Photo by Robert A. Di Ieso

Photo by Claudio Majorana

Photo by Troy Holden

Photo by Joshua Zucker

Photo by Robert A. Di Ieso

Photo by Claudio Majorana

Photo by Troy Holden

Feb 17 2018


Daniel Arnold showcasing one of our straps on one of his setups. Did you know we make these all by hand? And that everything is still 25% off for a couple more days?

Enter code : VDAY

Shop here : http://shophamburgereyes.com

PS. If u have photos of u in our gear, email us and we’ll post it : info@hamburgereyes.com

Feb 15 2018







To See what everyone else misses and to continue in the tradition of darkroom printing.


Leica M6 , Ricoh GR1S


Work comes from work.



Feb 14 2018

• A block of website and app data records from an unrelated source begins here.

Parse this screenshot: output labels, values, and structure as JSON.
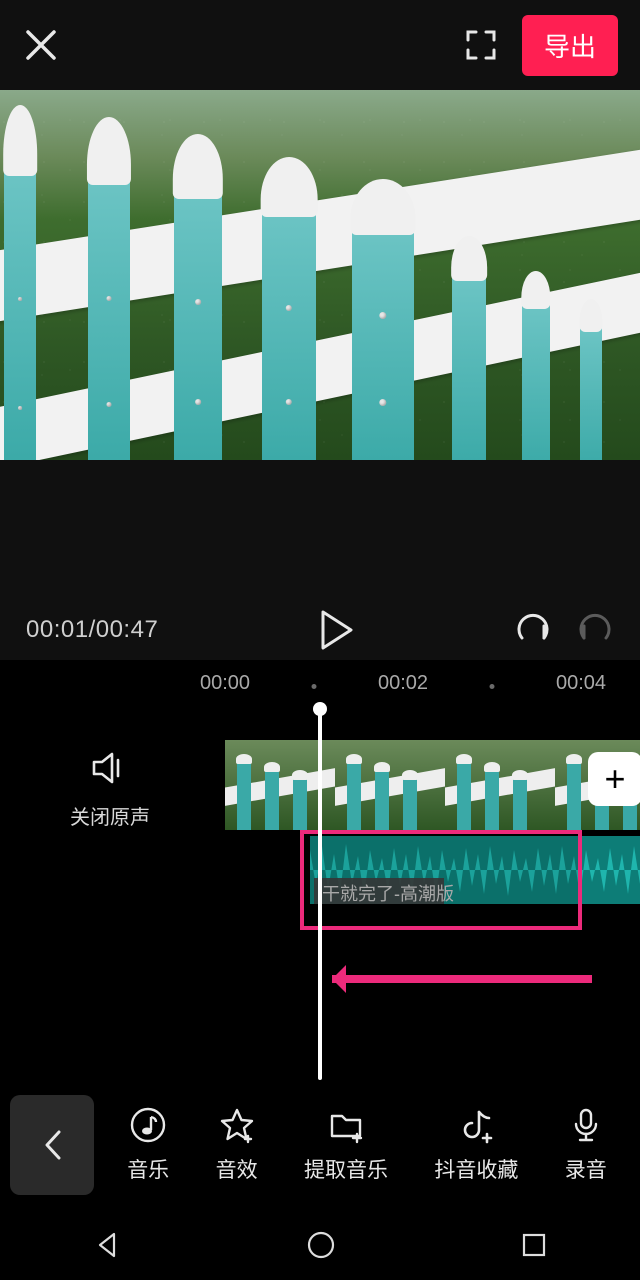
{
  "header": {
    "export_label": "导出"
  },
  "playback": {
    "current": "00:01",
    "total": "00:47"
  },
  "ruler": {
    "t0": "00:00",
    "t1": "00:02",
    "t2": "00:04"
  },
  "mute": {
    "label": "关闭原声"
  },
  "audio": {
    "title": "干就完了-高潮版"
  },
  "toolbar": {
    "music": "音乐",
    "sfx": "音效",
    "extract": "提取音乐",
    "douyin": "抖音收藏",
    "record": "录音"
  },
  "icons": {
    "plus": "+"
  },
  "colors": {
    "accent": "#ff1f52",
    "annotation": "#ec2a7b",
    "wave": "#1fb5ad"
  }
}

We met Ted around 2004 I think. He rang our doorbell one day and said, “Hi, I’d like to submit photos to Hamburger Eyes.” We quickly became friends. It has a been an honor to work with him all these years on photo projects and even more just to hang out with him and cruise. He was a great friend to everyone and we will miss him very much.

There is a show of his photos up on 24th st right now that I was happy to help work on, join us there this coming Saturday for a community memorial celebrating his life and work.

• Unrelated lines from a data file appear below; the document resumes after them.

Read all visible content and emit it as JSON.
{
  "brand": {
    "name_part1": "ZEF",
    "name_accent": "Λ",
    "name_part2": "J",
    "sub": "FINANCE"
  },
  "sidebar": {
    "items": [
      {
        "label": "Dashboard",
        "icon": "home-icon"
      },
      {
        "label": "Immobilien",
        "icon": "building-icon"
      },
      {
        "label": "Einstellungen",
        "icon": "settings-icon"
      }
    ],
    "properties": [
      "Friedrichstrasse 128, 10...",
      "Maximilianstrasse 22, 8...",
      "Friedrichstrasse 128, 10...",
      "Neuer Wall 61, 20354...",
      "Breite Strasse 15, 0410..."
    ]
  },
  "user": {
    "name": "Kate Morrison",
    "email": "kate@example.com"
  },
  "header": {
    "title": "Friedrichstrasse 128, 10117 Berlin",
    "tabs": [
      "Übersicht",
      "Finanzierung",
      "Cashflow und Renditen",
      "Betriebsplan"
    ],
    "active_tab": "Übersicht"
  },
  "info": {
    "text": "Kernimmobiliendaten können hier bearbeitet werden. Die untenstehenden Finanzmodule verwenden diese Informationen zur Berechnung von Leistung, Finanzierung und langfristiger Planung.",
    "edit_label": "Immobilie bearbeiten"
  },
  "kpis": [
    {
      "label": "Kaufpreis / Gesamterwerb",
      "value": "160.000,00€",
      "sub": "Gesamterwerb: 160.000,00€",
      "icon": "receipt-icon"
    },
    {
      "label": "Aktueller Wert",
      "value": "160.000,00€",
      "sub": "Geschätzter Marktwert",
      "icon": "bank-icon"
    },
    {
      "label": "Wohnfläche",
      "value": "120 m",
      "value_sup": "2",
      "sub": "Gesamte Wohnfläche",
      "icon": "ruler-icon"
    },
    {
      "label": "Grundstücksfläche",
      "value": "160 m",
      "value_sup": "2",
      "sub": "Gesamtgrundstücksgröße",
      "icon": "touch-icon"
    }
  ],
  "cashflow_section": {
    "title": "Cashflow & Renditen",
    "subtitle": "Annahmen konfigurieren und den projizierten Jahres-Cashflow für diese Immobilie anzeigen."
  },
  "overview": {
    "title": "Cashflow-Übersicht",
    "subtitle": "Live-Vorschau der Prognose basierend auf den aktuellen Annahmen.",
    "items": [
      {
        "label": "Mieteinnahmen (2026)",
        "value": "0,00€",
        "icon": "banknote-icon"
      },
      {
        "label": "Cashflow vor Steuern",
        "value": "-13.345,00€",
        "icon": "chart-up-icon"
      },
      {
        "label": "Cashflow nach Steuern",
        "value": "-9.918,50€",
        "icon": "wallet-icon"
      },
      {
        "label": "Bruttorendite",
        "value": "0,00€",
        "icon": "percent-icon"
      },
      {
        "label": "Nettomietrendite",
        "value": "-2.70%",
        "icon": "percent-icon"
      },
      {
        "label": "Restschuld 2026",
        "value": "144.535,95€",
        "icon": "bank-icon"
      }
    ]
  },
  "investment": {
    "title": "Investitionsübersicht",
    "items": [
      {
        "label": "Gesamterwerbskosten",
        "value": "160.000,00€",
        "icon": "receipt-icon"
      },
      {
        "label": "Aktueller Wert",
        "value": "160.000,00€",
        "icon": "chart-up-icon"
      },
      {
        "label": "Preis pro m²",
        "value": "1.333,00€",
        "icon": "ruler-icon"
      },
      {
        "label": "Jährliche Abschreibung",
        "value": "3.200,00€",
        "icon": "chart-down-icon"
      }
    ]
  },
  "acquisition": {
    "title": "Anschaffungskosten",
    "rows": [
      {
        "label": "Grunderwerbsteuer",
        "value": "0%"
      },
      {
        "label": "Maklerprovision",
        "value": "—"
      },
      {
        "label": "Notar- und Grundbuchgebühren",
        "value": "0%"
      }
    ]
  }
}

Saturday, Feb. 24 • 3 p.m. – 6p.m.
Acción Latina’s Juan R. Fuentes Gallery
2958 24th Street, San Francisco

More info :


Some recent articles :





Feb 14 2018

No. 14

I’m going to start highlighting past issues and publications as a feature here on the site. We have an awesome archive. Well what is left of it anyways, we did crash a big hard drive and blown up at least 2 computers. And for some reason I feel like telling a story right now.

Photo by John Oliver Hodges

Hamburger Eyes No. 14, I consider this one the missing issue. If you have this one you are stoked. With No. 13 we were feeling ourselves, our hardcover book just came out, and we had just secured a new headquarters that we named “The Photo Epicenter”. We were using a offset print shop in the SOMA of SF and we ordered 3000 copies. It was around 150 pages or so. This issue cost around $9000 to make and that is a really good deal. We would get distributors to pre-pay, we had advertising in the back of the magazine, worked out a deal with the print shop to make payments, and we had ways of raising funds quick.

Photo by KC Ortiz

Then the economy crashed. You never think these things will affect you until they do. Money became very tight. We had lots of new bills, advertisers weren’t buying ads, shops were closing, and the distributor was cutting their order in half or more and didn’t want to pay up front.

Photo by Alex Martinez

So we focused on the lab. We had darkroom and studio rentals and a gallery. And I got a laser printer and a xerox machine. From these machines we started cranking out zines. Tons of zines like 4 or more titles a month. I bought paper cutters and glue binding machines. I figured we will just go back to making zines and Hamburger Eyes will now just be a zine publisher. We did that for 2 or 3 years straight.

Photo by Dennis McGrath

Then I started a new zine series called “Mankind”. We made 3 issues. Perfect binding, laser print, over 100 pages. People were saying why don’t you just call it Hamburger Eyes. So, we made Hamburger Eyes No. 14. The feedback wasn’t good. People were spoiled by earlier issues of nice high quality printing. They didn’t mind all the zines we were making, but they wanted their “Hamburger Eyes” to be better. I get it, I do too.

Photo by Jai Tanju

We continued making more xerox zines and by the time it was ready to make a new issue of Hamburger Eyes, I found a good price for some online digital printing. Hamburger Eyes No. 15 was digitally printed by a company on the east coast. 88 pages stapled, 500 copies. The size has changed a little and the binding, but this is how we print our magazine now.

Photo by Elmo Tide

Anyways, I only ended up making maybe 75 copies or less of No. 14 and I don’t even have a copy. These photos throughout this post are a few highlights and I think this is a really good one that didn’t get much love because of the print quality. So today we will give it some love.

Photo by Troy Holden

Photo by Brian David Stevens

Photo by Cole Barash

Photo by David Potes

Photo by Ted Pushinsky

Photo by Micah Danges

Photo by Nina Mouritzen

Photo by Uri Korn

If you enjoy this story and want more, let me know in the comments.